SOURCE RECORDS —
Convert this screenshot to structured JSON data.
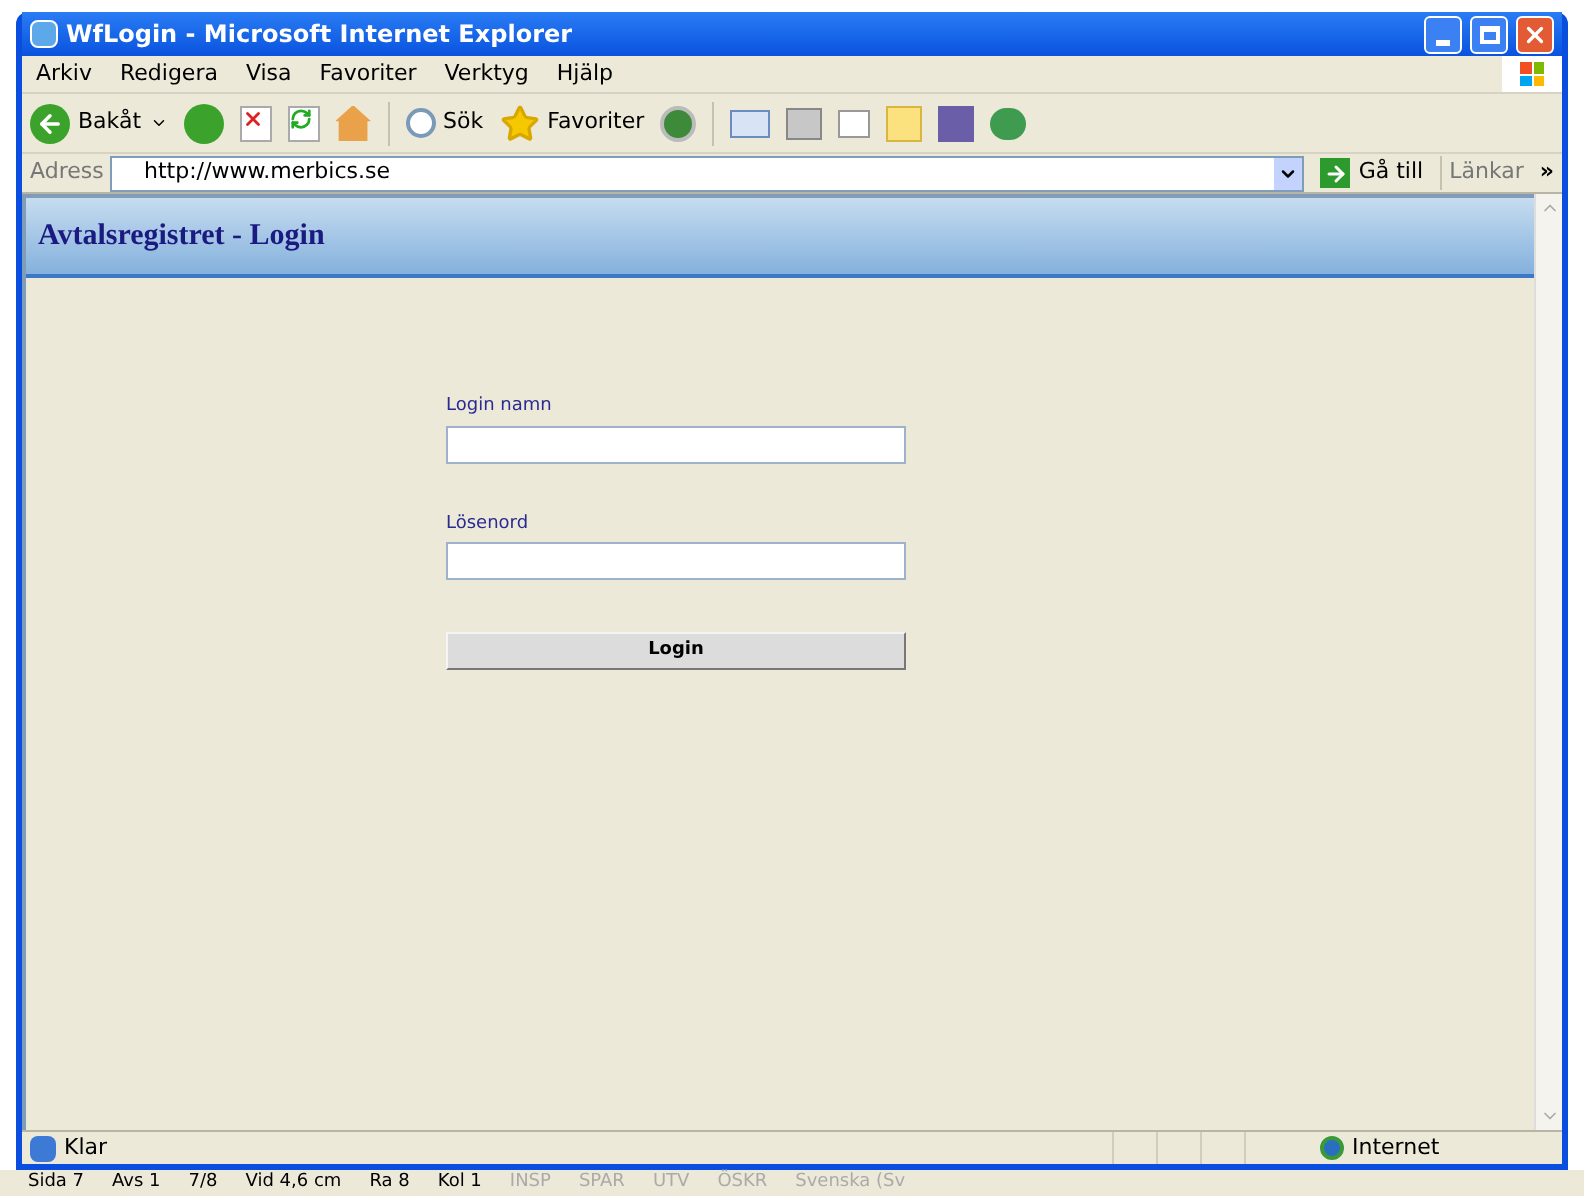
{
  "window": {
    "title": "WfLogin - Microsoft Internet Explorer"
  },
  "menu": [
    "Arkiv",
    "Redigera",
    "Visa",
    "Favoriter",
    "Verktyg",
    "Hjälp"
  ],
  "toolbar": {
    "back": "Bakåt",
    "search": "Sök",
    "favorites": "Favoriter"
  },
  "address_bar": {
    "label": "Adress",
    "value": "http://www.merbics.se",
    "go": "Gå till",
    "links": "Länkar",
    "more": "»"
  },
  "page": {
    "heading": "Avtalsregistret - Login",
    "fields": [
      {
        "label": "Login namn"
      },
      {
        "label": "Lösenord"
      }
    ],
    "button": "Login"
  },
  "status_bar": {
    "text": "Klar",
    "zone": "Internet"
  },
  "word_status_bar": [
    "Sida 7",
    "Avs 1",
    "7/8",
    "Vid 4,6 cm",
    "Ra 8",
    "Kol 1",
    "INSP",
    "SPAR",
    "UTV",
    "ÖSKR",
    "Svenska (Sv"
  ]
}
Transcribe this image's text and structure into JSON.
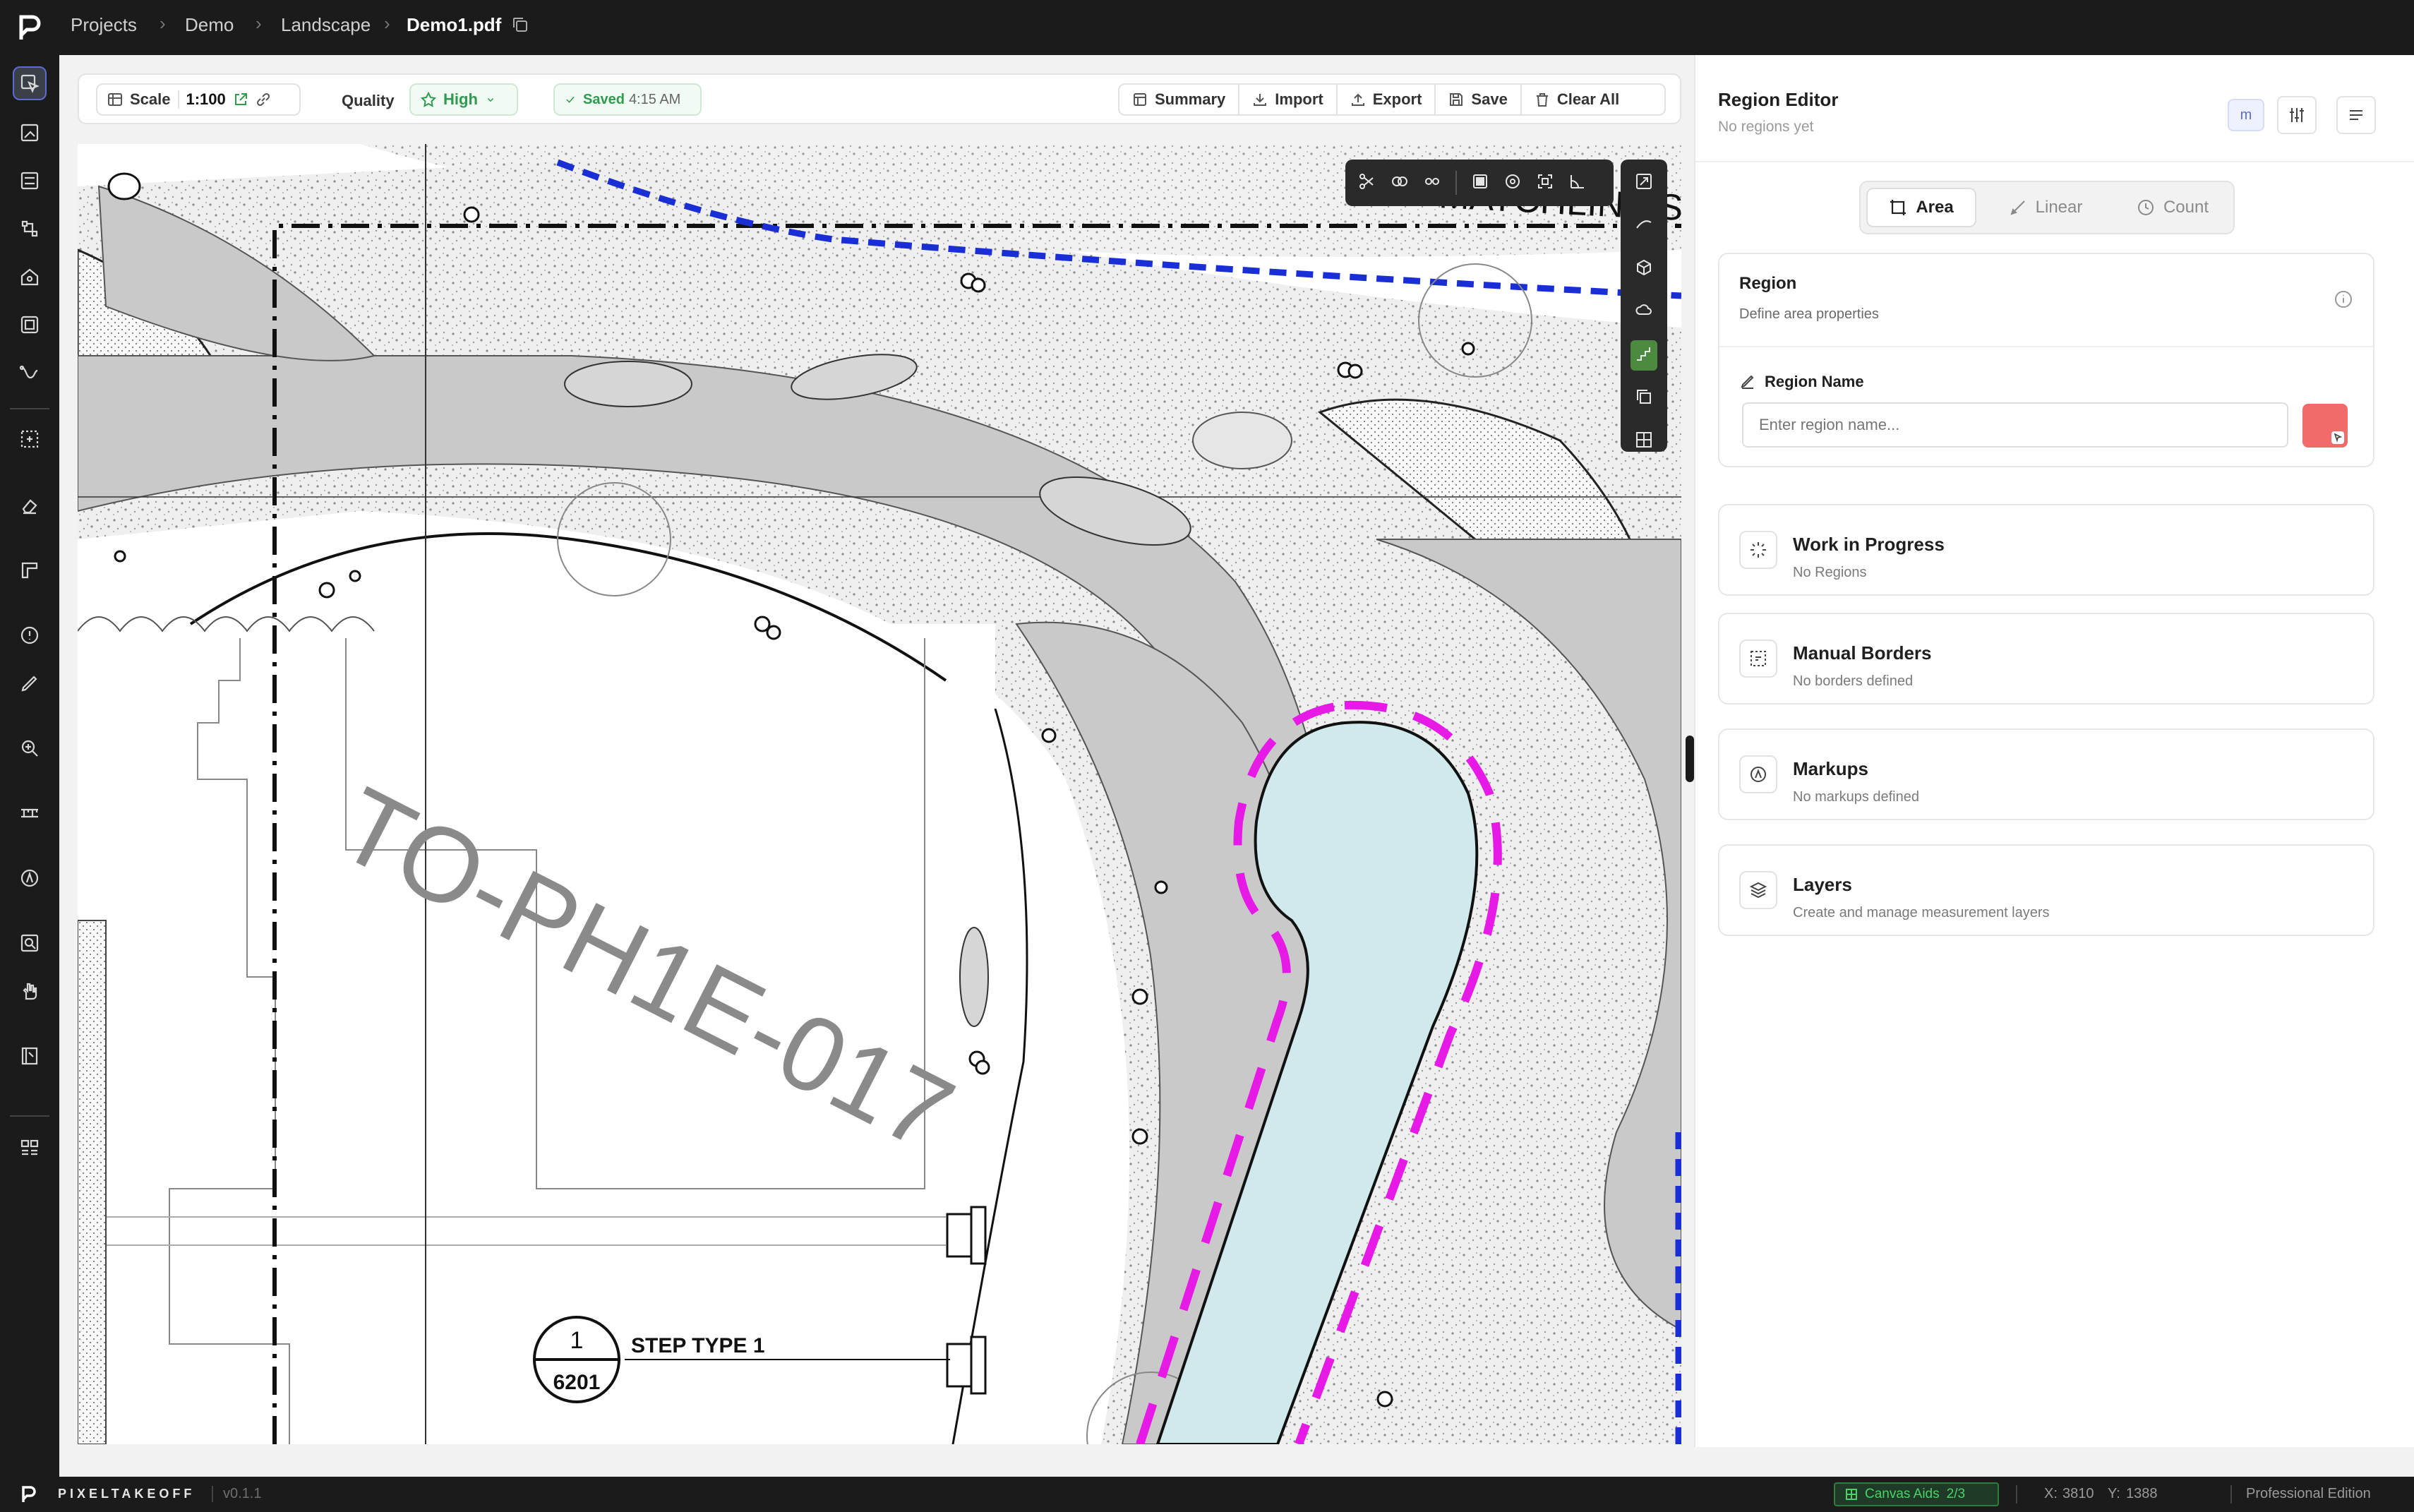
{
  "breadcrumb": {
    "items": [
      "Projects",
      "Demo",
      "Landscape"
    ],
    "file": "Demo1.pdf"
  },
  "toolbar": {
    "scale_label": "Scale",
    "scale_value": "1:100",
    "quality_label": "Quality",
    "quality_value": "High",
    "saved_label": "Saved",
    "saved_time": "4:15 AM",
    "summary": "Summary",
    "import": "Import",
    "export": "Export",
    "save": "Save",
    "clear_all": "Clear All"
  },
  "drawing": {
    "watermark": "TO-PH1E-017",
    "matchline": "MATCHLINE SH",
    "callout_top": "1",
    "callout_bottom": "6201",
    "callout_label": "STEP TYPE 1"
  },
  "panel": {
    "title": "Region Editor",
    "subtitle": "No regions yet",
    "unit_badge": "m",
    "tabs": [
      "Area",
      "Linear",
      "Count"
    ],
    "active_tab": "Area",
    "region": {
      "title": "Region",
      "subtitle": "Define area properties",
      "name_label": "Region Name",
      "name_placeholder": "Enter region name...",
      "color": "#f26b6b"
    },
    "sections": [
      {
        "title": "Work in Progress",
        "subtitle": "No Regions",
        "icon": "loader-icon"
      },
      {
        "title": "Manual Borders",
        "subtitle": "No borders defined",
        "icon": "border-icon"
      },
      {
        "title": "Markups",
        "subtitle": "No markups defined",
        "icon": "markup-icon"
      },
      {
        "title": "Layers",
        "subtitle": "Create and manage measurement layers",
        "icon": "layers-icon"
      }
    ]
  },
  "status": {
    "brand": "PIXELTAKEOFF",
    "version": "v0.1.1",
    "canvas_aids": "Canvas Aids",
    "canvas_aids_count": "2/3",
    "x_label": "X:",
    "x_value": "3810",
    "y_label": "Y:",
    "y_value": "1388",
    "edition": "Professional Edition"
  },
  "colors": {
    "accent": "#5b6bd6",
    "saved": "#2e9b4f",
    "pool": "#cfe9ec",
    "outline": "#e619e6",
    "boundary": "#1a2ed6"
  }
}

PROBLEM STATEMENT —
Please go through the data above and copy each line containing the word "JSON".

WRITTEN ANSWER —
Convert this screenshot to structured JSON data.
Transcribe this image's text and structure into JSON.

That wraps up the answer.